* [Work item]: Retrieve every line from the records in which the word "style" occurs.

***

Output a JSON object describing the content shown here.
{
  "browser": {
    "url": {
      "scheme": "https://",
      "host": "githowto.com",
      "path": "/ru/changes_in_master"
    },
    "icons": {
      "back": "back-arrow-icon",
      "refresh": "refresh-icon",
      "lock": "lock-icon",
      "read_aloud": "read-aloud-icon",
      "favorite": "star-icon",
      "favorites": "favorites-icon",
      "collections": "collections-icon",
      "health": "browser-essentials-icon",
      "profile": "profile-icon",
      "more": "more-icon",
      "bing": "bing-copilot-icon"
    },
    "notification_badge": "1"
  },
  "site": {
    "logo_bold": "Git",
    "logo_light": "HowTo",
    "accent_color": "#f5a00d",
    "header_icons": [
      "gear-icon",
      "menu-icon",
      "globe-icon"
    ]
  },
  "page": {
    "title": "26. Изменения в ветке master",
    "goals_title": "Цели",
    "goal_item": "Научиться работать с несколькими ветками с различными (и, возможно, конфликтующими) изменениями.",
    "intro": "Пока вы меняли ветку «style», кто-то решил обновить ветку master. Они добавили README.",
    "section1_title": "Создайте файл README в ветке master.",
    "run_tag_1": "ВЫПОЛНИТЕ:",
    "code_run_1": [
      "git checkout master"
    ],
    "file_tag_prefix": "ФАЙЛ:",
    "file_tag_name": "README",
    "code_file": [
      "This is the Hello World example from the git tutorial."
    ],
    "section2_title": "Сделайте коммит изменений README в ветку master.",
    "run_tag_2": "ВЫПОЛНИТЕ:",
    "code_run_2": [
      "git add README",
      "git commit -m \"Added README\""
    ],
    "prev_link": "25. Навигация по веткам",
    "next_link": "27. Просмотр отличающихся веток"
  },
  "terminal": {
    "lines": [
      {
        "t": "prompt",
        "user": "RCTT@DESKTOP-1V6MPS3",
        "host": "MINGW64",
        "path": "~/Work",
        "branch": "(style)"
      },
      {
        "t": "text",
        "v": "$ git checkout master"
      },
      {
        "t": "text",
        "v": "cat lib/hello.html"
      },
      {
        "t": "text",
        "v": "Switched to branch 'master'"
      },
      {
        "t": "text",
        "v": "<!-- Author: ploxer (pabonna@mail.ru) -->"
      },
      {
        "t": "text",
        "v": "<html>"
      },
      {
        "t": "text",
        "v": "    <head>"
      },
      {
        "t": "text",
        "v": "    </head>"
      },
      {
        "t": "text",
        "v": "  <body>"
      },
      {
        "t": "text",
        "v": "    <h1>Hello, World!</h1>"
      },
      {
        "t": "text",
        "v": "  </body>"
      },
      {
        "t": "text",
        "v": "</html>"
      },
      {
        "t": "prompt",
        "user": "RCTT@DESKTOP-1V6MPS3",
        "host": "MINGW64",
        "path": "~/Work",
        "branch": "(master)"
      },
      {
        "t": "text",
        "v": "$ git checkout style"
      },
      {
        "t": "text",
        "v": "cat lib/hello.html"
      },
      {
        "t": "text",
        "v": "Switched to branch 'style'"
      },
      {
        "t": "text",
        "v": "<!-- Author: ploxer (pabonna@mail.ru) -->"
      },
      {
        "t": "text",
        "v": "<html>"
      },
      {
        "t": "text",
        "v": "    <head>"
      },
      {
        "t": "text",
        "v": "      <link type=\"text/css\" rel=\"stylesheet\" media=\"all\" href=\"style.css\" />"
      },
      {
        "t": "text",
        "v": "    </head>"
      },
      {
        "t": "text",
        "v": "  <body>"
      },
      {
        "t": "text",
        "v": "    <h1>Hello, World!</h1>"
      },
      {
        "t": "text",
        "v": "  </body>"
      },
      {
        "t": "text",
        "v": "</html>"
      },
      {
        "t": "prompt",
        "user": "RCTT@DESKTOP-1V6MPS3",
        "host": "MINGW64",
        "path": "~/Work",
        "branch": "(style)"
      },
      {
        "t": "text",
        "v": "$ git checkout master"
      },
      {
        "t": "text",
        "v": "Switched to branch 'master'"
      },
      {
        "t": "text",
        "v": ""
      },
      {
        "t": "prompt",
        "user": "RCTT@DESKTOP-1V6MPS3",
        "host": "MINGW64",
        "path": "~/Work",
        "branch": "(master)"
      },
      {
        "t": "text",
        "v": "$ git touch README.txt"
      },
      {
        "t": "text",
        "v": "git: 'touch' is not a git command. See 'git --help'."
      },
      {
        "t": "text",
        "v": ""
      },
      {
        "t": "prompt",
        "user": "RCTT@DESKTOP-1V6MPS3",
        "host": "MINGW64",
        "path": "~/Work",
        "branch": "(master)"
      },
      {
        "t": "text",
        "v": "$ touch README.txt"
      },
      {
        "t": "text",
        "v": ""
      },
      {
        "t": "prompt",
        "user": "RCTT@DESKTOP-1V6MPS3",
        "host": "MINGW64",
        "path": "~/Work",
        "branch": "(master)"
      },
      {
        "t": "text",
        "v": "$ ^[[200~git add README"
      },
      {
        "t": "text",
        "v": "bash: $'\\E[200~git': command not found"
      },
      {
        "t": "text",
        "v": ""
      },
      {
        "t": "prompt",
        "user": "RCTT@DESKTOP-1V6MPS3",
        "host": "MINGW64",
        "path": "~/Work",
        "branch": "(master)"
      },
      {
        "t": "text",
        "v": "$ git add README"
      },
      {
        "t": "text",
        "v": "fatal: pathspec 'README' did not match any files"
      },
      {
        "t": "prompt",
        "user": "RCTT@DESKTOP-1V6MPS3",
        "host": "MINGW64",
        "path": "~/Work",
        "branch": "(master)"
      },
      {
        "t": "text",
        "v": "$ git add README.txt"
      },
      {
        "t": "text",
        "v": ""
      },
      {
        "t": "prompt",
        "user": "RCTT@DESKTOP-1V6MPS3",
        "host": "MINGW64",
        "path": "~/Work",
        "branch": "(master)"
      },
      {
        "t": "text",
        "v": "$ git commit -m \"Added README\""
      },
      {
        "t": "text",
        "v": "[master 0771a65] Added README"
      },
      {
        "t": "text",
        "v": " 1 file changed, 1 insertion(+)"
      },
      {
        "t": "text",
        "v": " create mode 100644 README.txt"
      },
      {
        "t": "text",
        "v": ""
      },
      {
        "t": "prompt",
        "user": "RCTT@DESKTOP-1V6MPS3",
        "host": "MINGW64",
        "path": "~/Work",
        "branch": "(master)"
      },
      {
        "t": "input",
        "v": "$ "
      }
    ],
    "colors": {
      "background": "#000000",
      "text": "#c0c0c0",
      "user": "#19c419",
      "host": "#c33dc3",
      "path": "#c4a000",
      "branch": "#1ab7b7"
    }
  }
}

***

* [Solved problem]:
    "intro": "Пока вы меняли ветку «style», кто-то решил обновить ветку master. Они добавили README.",
        "branch": "(style)"
        "v": "$ git checkout style"
        "v": "Switched to branch 'style'"
        "v": "      <link type=\"text/css\" rel=\"stylesheet\" media=\"all\" href=\"style.css\" />"
        "branch": "(style)"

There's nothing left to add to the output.